KIRAN ATMA: Vampire
Showing posts with label Vampire. Show all posts
Showing posts with label Vampire. Show all posts

Paganism & Wicca - Who Is A Vampire?

Yes, everyone knows about Hollywood-style vampires that only come out at night, want to suck your blood, and are defeated by Christian symbols like crosses and Holy Water. 


Unless they both feature in the same horror film, those vampires and witches have nothing in common. Based on the works of Bram Stoker, creator of Dracula, this kind of blood-sucking vampire exists. 


  • Stoker was enthralled by mythology from Central and Eastern Europe, as well as the new discoveries of South American blood-sucking bats in Europe. 
  • Stoker blended numerous tales and added his own unique vision to create a notion that continues to amuse and captivate millions of people today. His idea, on the other hand, has little resemblance to the original European vampire. 


The term "vampire" is used to describe a person who is undead. 

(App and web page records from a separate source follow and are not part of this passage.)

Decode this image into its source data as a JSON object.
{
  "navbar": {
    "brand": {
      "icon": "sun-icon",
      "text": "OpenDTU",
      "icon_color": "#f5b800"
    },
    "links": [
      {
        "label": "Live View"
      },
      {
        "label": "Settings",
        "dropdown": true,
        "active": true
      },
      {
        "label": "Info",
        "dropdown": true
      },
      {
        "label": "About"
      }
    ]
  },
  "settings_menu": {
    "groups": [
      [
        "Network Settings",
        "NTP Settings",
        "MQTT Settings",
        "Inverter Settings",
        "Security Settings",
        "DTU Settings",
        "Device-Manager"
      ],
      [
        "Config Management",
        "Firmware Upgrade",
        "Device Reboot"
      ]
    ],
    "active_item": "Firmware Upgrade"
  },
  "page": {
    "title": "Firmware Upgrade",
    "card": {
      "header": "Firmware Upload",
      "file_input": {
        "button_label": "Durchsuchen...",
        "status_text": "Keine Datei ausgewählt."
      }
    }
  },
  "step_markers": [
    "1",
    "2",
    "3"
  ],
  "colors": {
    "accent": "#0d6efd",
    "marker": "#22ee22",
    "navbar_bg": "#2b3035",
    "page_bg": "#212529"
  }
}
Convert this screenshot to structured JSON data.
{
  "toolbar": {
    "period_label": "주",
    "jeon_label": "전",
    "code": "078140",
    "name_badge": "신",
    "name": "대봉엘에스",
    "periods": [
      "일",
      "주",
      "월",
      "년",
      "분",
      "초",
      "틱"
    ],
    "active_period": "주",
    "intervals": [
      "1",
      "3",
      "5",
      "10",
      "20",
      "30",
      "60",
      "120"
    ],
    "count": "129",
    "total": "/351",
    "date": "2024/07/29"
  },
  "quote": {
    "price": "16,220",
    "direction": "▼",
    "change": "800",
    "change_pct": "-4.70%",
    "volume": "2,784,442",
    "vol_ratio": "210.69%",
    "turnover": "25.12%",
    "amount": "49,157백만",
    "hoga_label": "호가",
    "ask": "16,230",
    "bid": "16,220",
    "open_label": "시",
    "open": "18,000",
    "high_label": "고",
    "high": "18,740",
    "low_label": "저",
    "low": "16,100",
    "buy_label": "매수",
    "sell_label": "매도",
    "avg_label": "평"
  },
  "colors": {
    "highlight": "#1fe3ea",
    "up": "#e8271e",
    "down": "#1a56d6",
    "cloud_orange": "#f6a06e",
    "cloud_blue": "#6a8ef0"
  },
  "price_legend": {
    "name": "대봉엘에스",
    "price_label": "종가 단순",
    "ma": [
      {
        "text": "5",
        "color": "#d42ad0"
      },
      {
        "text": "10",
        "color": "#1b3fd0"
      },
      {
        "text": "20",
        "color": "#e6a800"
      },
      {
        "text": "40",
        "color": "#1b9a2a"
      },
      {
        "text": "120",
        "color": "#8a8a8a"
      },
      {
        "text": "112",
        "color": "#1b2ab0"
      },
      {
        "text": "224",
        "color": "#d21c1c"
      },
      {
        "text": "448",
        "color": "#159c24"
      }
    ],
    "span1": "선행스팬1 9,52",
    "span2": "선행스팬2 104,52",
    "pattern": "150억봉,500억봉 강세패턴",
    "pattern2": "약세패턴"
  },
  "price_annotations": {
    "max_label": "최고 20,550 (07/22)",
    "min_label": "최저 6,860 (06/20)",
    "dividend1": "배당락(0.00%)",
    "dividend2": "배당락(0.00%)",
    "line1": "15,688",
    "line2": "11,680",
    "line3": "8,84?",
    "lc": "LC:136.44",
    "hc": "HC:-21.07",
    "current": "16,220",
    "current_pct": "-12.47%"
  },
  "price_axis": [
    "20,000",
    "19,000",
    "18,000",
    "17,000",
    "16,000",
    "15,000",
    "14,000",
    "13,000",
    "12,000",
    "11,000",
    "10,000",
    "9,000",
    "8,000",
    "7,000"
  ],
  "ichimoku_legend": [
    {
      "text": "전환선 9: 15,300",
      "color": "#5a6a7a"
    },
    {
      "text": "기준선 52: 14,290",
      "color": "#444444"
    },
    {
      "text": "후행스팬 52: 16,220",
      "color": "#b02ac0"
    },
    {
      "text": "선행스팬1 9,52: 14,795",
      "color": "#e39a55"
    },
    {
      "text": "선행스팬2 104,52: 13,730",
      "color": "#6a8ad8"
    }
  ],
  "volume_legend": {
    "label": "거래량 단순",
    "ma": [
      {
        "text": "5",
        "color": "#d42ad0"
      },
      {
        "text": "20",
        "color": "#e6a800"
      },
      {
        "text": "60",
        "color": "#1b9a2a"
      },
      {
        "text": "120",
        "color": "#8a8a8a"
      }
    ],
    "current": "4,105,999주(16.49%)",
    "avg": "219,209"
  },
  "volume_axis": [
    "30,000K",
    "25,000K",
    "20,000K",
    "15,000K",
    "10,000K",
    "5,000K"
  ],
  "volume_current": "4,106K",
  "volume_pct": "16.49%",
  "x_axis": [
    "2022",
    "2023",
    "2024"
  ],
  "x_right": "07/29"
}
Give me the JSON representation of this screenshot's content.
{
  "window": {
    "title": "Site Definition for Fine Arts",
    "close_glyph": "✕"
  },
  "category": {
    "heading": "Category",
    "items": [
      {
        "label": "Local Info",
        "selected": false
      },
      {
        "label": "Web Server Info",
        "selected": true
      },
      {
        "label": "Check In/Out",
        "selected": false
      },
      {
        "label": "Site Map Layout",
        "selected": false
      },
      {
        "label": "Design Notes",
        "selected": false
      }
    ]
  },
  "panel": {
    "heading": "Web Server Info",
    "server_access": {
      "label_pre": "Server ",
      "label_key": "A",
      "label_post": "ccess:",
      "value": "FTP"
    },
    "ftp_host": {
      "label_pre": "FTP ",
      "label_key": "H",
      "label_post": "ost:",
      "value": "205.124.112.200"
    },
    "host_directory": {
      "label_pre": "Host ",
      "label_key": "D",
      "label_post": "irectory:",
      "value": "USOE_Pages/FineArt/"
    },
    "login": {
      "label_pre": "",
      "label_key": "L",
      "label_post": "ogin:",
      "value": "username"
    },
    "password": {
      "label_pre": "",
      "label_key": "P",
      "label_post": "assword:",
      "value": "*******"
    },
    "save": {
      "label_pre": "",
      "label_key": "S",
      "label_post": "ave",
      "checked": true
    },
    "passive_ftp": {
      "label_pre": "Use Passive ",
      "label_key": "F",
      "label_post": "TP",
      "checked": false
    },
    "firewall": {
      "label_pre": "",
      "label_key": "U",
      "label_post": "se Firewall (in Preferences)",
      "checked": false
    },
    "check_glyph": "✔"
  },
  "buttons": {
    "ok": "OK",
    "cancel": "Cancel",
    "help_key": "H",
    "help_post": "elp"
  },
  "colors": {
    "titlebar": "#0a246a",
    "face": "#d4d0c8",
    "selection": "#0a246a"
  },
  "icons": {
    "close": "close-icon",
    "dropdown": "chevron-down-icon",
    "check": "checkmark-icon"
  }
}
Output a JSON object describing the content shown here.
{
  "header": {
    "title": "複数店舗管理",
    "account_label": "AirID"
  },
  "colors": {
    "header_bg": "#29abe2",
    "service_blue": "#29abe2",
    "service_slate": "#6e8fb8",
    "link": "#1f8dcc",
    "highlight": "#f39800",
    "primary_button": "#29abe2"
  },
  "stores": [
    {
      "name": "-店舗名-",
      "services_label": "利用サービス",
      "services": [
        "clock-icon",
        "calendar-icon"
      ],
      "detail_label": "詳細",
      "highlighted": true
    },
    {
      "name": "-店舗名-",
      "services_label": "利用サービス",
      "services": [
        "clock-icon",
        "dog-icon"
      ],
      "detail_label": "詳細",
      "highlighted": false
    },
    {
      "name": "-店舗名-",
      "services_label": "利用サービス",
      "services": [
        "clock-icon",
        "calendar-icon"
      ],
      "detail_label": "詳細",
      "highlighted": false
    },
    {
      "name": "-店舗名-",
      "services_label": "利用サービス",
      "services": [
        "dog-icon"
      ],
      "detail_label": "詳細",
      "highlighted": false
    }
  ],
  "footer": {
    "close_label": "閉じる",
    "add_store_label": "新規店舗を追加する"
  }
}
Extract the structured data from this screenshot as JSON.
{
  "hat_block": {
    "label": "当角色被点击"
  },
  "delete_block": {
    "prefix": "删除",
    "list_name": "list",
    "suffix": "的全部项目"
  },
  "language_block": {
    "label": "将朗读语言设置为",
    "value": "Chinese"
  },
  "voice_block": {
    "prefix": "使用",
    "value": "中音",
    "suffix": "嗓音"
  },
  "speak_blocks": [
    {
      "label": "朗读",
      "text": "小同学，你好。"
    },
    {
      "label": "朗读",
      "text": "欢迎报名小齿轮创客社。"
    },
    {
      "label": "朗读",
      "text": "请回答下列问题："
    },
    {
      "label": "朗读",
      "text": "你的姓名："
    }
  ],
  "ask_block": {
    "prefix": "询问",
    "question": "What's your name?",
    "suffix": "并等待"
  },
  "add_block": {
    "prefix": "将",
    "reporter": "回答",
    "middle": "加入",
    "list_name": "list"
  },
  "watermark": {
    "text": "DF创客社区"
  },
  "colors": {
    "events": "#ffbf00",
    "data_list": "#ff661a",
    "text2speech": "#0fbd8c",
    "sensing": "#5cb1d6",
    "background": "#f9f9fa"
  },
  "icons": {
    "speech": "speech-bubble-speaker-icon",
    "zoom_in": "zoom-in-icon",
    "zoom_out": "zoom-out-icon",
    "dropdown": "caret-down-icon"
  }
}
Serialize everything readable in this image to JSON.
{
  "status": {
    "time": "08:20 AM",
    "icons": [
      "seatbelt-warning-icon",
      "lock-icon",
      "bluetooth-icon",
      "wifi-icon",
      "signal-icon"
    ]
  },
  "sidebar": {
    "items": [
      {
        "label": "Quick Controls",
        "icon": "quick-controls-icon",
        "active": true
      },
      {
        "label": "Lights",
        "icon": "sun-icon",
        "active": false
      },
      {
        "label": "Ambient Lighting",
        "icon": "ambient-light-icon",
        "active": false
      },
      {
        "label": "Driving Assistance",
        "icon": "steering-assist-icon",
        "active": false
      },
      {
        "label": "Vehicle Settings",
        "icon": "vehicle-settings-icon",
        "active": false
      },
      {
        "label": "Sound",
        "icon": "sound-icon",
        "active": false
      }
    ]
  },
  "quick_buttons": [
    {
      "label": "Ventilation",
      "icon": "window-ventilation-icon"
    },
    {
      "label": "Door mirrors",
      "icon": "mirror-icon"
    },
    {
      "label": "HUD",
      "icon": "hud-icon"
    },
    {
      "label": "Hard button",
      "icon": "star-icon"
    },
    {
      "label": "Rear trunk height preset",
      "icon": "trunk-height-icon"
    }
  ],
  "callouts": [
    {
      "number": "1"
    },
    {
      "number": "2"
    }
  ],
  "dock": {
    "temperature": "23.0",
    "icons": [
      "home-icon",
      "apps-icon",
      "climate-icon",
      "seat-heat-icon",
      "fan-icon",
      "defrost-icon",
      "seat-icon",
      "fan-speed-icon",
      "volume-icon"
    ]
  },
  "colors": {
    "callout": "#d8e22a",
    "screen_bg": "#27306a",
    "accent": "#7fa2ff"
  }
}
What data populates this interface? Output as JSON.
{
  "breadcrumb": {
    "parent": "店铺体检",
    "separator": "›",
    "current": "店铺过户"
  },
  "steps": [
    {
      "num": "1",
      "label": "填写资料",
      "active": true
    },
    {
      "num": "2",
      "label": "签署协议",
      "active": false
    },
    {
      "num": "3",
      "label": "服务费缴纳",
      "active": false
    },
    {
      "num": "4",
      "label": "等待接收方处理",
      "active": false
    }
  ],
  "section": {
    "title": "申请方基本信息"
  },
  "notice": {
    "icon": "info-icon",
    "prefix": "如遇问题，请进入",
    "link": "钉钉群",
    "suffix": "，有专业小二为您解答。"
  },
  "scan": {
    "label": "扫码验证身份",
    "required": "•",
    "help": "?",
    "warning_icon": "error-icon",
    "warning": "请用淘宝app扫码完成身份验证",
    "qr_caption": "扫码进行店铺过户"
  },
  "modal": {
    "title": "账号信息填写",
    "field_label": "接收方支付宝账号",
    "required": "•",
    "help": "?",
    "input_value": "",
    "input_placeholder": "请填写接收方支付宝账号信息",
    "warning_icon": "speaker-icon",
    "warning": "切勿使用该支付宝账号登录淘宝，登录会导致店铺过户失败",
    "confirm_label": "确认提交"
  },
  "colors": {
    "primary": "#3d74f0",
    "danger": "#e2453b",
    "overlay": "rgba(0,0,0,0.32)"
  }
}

  • Almost all Central and Eastern European languages, whether Slavic, Finno-Ugric, or Romance, have similar-sounding terms relating to comparable ideas. 
  • Linguists think these terms come from the word "uber," which means "witch," and originally emerged in the Turkic languages of Asia. Upir, wampir, vampyr, upior, and more variations exist. 


Did you think the term "witch" was perplexing? 


One term (vampire, vampyr, upir) may mean witch, vampire, and/or werewolf in the Balkans.


  • Vampires were thought to be revenants in Slavic regions, living corpses of witches/sorcerers/magical practitioners who rose from the dead for various reasons. 
  • They are destructive at their most neutral because they do not follow natural rules; at their worst, they rise with the purpose of inflicting damage. 

Blood-sucking isn't mentioned at all in the original idea. 


  • Vampires need life-energy because they are in a transitional condition between death and life (mana, magic power, chi). 
  • This is best absorbed from individuals who are still alive. (It's worth noting that vampire bats virtually seldom harm humans.) 
  • Rather of sucking blood, life force is more likely to be taken via sexual energy or secretions, or by siphoning off mana or chi. 
  • Another theory is that the vampire is not dead, but rather a living practitioner who can send forth his shadow soul (and retrieve it as needed), and that this soul is perceived as a vampire. 

Nigel Jackson's Compleat Vampyre is a good place to start (Capall Bann Publishing, 1995).


You may also want to read more about Paganism here.

Be sure to check out my writings on Religion here.